[Stored records]
-- -- --

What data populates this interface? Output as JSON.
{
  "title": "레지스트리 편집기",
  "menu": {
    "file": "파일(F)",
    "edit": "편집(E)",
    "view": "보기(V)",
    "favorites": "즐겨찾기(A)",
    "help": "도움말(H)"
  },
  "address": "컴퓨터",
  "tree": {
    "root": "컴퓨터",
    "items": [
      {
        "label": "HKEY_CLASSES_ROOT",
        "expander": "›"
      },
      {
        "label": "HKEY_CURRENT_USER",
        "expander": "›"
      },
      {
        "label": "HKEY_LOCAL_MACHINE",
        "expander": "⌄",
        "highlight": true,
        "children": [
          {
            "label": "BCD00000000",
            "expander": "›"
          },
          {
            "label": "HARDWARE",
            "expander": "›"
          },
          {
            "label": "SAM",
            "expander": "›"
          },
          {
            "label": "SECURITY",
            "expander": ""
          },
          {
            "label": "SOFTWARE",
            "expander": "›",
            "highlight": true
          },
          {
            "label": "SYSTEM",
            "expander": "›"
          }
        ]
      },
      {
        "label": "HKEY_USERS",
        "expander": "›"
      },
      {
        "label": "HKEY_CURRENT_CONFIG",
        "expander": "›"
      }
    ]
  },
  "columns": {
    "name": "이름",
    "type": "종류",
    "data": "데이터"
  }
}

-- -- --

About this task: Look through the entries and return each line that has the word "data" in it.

Reply:
What data populates this interface? Output as JSON.
    "data": "데이터"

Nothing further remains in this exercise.